ICOs Shut And Struggle As SEC Eradicates Bogus Startups

The Securities and Exchange Commission (SEC) has recently struck hard on initial coin offerings as it started seeking subpoenas at the beginning of 2018, going back to companies that failed to provide proper insurance of their token sale. The agency’s pressure has now forced many companies to agree to refund investor money and pay a fine to settle their cases.
ICO funding began in 2014 and saw a boost in popularity last year as an alternative way to fund a cryptocurrency startup un place of the venture capital route. ICOs are startups own digital tokens which are to be used later in the ecosystem the startup ‘plans’ to build. These tokens are brought through cryptocurrencies for future use but in most cases, the companies haven’t launched a product for it.
ICO Alert displays 3,400 of more than 5,000 and CoinDesk displays only 800, of the ‘legitimate’ ICOs they have tracked down. The issue lies in whether the company presented the token as a security or did it register its offering with the SEC so as to qualify itself for an exemption.
ICOs Shut And Struggle As SEC Eradicates Bogus Startups
Source: fortune.com

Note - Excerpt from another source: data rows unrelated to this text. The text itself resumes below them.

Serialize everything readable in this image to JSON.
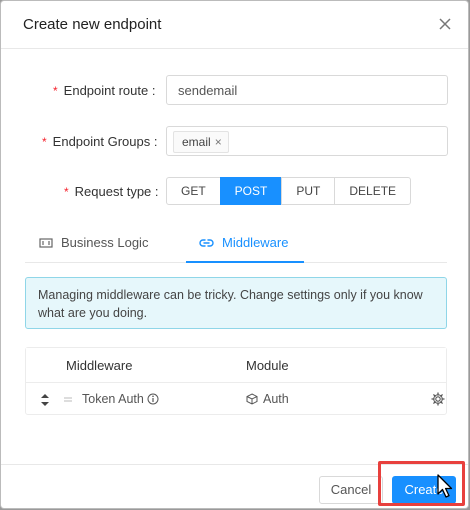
{
  "dialog": {
    "title": "Create new endpoint"
  },
  "form": {
    "route": {
      "required_mark": "*",
      "label": "Endpoint route :",
      "value": "sendemail"
    },
    "groups": {
      "required_mark": "*",
      "label": "Endpoint Groups :",
      "tags": [
        "email"
      ],
      "tag_remove": "×"
    },
    "request_type": {
      "required_mark": "*",
      "label": "Request type :",
      "options": [
        "GET",
        "POST",
        "PUT",
        "DELETE"
      ],
      "selected": "POST"
    }
  },
  "tabs": [
    {
      "label": "Business Logic",
      "icon": "code-brackets-icon",
      "active": false
    },
    {
      "label": "Middleware",
      "icon": "link-icon",
      "active": true
    }
  ],
  "alert": {
    "text": "Managing middleware can be tricky. Change settings only if you know what are you doing."
  },
  "middleware_table": {
    "columns": [
      "Middleware",
      "Module"
    ],
    "rows": [
      {
        "middleware": "Token Auth",
        "module": "Auth"
      }
    ]
  },
  "footer": {
    "cancel_label": "Cancel",
    "create_label": "Create"
  },
  "colors": {
    "primary": "#1890ff",
    "required": "#f5222d",
    "alert_bg": "#e6f7fb",
    "highlight": "#e8403d"
  }
}
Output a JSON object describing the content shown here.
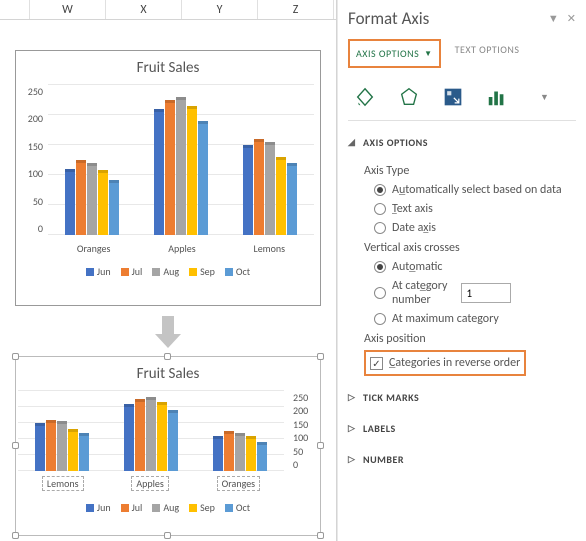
{
  "columns": [
    "W",
    "X",
    "Y",
    "Z"
  ],
  "chart_data": [
    {
      "type": "bar",
      "title": "Fruit Sales",
      "categories": [
        "Oranges",
        "Apples",
        "Lemons"
      ],
      "series": [
        {
          "name": "Jun",
          "values": [
            110,
            210,
            150
          ],
          "color": "#4472c4"
        },
        {
          "name": "Jul",
          "values": [
            125,
            225,
            160
          ],
          "color": "#ed7d31"
        },
        {
          "name": "Aug",
          "values": [
            120,
            230,
            155
          ],
          "color": "#a5a5a5"
        },
        {
          "name": "Sep",
          "values": [
            108,
            215,
            130
          ],
          "color": "#ffc000"
        },
        {
          "name": "Oct",
          "values": [
            92,
            190,
            120
          ],
          "color": "#5b9bd5"
        }
      ],
      "ylim": [
        0,
        250
      ],
      "yticks": [
        0,
        50,
        100,
        150,
        200,
        250
      ]
    },
    {
      "type": "bar",
      "title": "Fruit Sales",
      "categories": [
        "Lemons",
        "Apples",
        "Oranges"
      ],
      "series": [
        {
          "name": "Jun",
          "values": [
            150,
            210,
            110
          ],
          "color": "#4472c4"
        },
        {
          "name": "Jul",
          "values": [
            160,
            225,
            125
          ],
          "color": "#ed7d31"
        },
        {
          "name": "Aug",
          "values": [
            155,
            230,
            120
          ],
          "color": "#a5a5a5"
        },
        {
          "name": "Sep",
          "values": [
            130,
            215,
            108
          ],
          "color": "#ffc000"
        },
        {
          "name": "Oct",
          "values": [
            120,
            190,
            92
          ],
          "color": "#5b9bd5"
        }
      ],
      "ylim": [
        0,
        250
      ],
      "yticks": [
        0,
        50,
        100,
        150,
        200,
        250
      ]
    }
  ],
  "pane": {
    "title": "Format Axis",
    "tab_axis_options": "AXIS OPTIONS",
    "tab_text_options": "TEXT OPTIONS",
    "sections": {
      "axis_options": "AXIS OPTIONS",
      "tick_marks": "TICK MARKS",
      "labels": "LABELS",
      "number": "NUMBER"
    },
    "axis_type_label": "Axis Type",
    "radio_auto": "Automatically select based on data",
    "radio_text": "Text axis",
    "radio_date": "Date axis",
    "vert_crosses_label": "Vertical axis crosses",
    "radio_automatic": "Automatic",
    "radio_at_cat": "At category number",
    "at_cat_value": "1",
    "radio_at_max": "At maximum category",
    "axis_position_label": "Axis position",
    "check_reverse": "Categories in reverse order"
  }
}
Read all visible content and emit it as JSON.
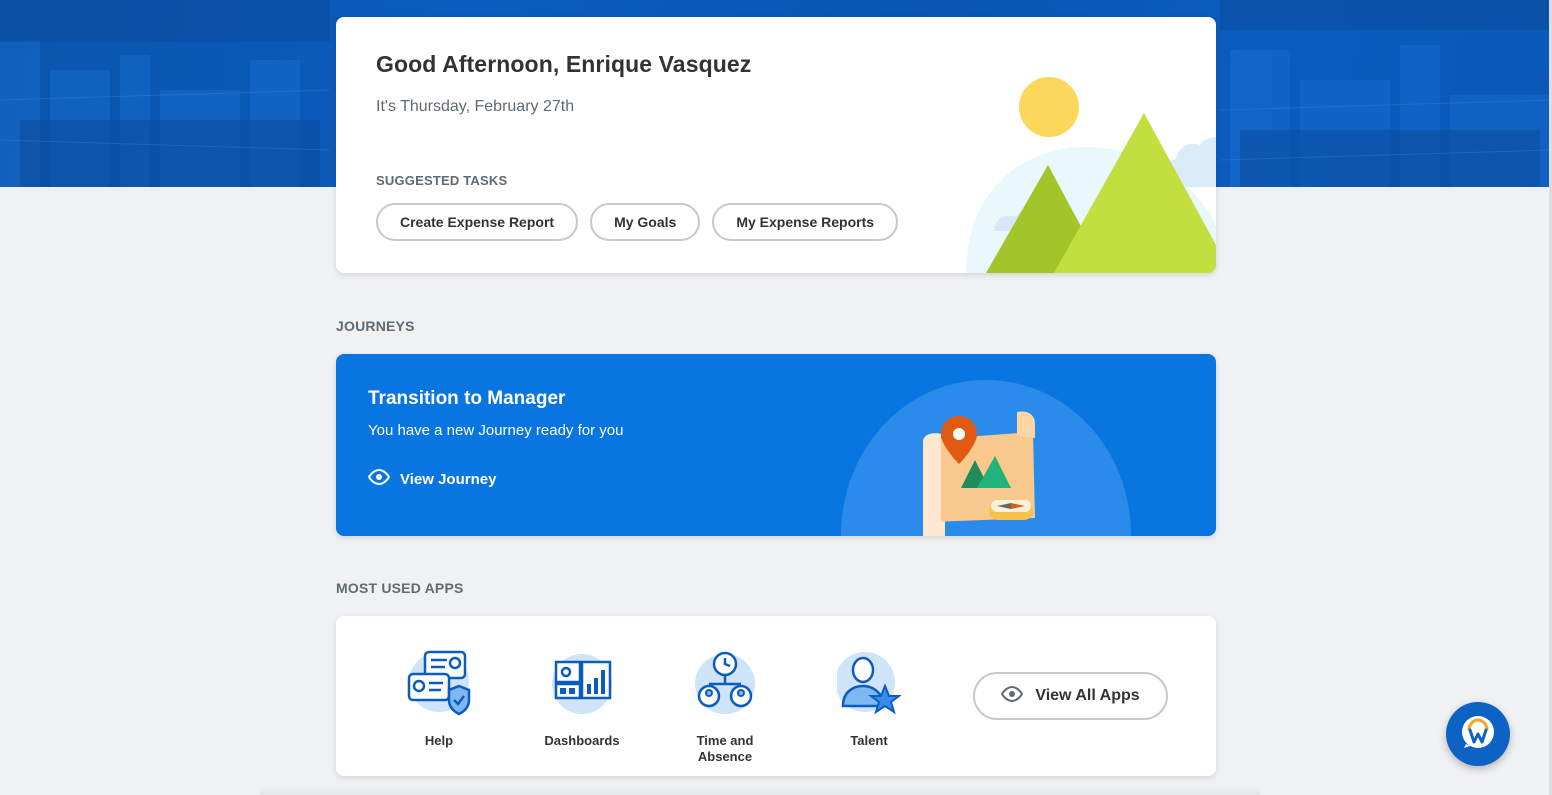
{
  "welcome": {
    "greeting": "Good Afternoon, Enrique Vasquez",
    "date_line": "It's Thursday, February 27th",
    "suggested_tasks_label": "SUGGESTED TASKS",
    "tasks": [
      {
        "label": "Create Expense Report"
      },
      {
        "label": "My Goals"
      },
      {
        "label": "My Expense Reports"
      }
    ]
  },
  "journeys": {
    "section_title": "JOURNEYS",
    "card": {
      "title": "Transition to Manager",
      "subtitle": "You have a new Journey ready for you",
      "link_label": "View Journey",
      "link_icon": "eye-icon"
    }
  },
  "apps": {
    "section_title": "MOST USED APPS",
    "items": [
      {
        "label": "Help",
        "icon": "help-icon"
      },
      {
        "label": "Dashboards",
        "icon": "dashboards-icon"
      },
      {
        "label": "Time and Absence",
        "icon": "time-absence-icon"
      },
      {
        "label": "Talent",
        "icon": "talent-icon"
      }
    ],
    "view_all_label": "View All Apps",
    "view_all_icon": "eye-icon"
  },
  "assistant": {
    "icon": "workday-assistant-icon"
  },
  "colors": {
    "brand_blue": "#0875e1",
    "hero_blue": "#0b5cbe",
    "page_bg": "#f0f1f2",
    "muted_text": "#5f6a73"
  }
}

Many companies called their ICOs a ‘utility token’ or a ‘SAFT’ (Simple Agreement for Future Tokens, an ICO method in which investors buy a reservation for tokens yet to be launched), though the SEC doesn’t care of these labels. The SEC requires for any U.S. company offering a security to be obligated to register its offering with the SEC or qualify for an exemption. SEC allows selling only to investors outside the U.S. and individuals with income higher than $200,000 in each of the past two years or a minimum net worth of $1 million. But amid the popularity rise, practically none of the companies have registered.
Some companies who identified their offerings as SAFT are surprised to find themselves in trouble, as they seemed to be compliant with the security laws.
Cardozo Law School professor Aaron Wright, who co-authored a paper that questioned the legality of the SAFT model, says, “There could have been other ways they could have structured it, like selling a digital good to people who actually wanted to use it, instead of predominately to speculative investors. They could have talked to the SEC first. I think the law was pretty clear that if you sell something to an investor, it’s likely a security—folks just wanted to engage in token sales, so they just kind of flouted it.
SEC has been shutting down several startups and forcing the companies to refund the buyers. In January 2018, it shut the ICO of AriseBank, for falsely stating to have bought an FDIC-insured bank. The startup which had raised around $600 million of their $1 billion goal. In April this year, the $32 million ICO of Centra, the company which was promoted by boxer Floyd Mayweather and singer Khaled got shut down for making false claims through misleading adverts.
Many more were made to refund and pay fines in the dark too. This evidently bad and progressively sad news is apparently also been deemed positive by some industry experts as they suggest and regulatory clarity will bring growth.
I do think that businesses on the up-and-up can navigate through it and that in just two or three years we’ll have clarity, and we’ll look back on this time as a speed bump.”, says the CEO of a well-known tech company who has closely watched the ICO space. “Of course, if you’re a company that is dealing with an SEC subpoena, right now it doesn’t feel like a speed bump, right now it feels like a massive canyon.
As the SEC brings down more ICOs down, there is a sizzling urge in the companies to find clarity. But the SEC believes that there is no lack of clarity, and it’s applying the same securities laws to ICOs that it always applies.
This story was originally published by DecryptMedia in partnership with Yahoo Finance.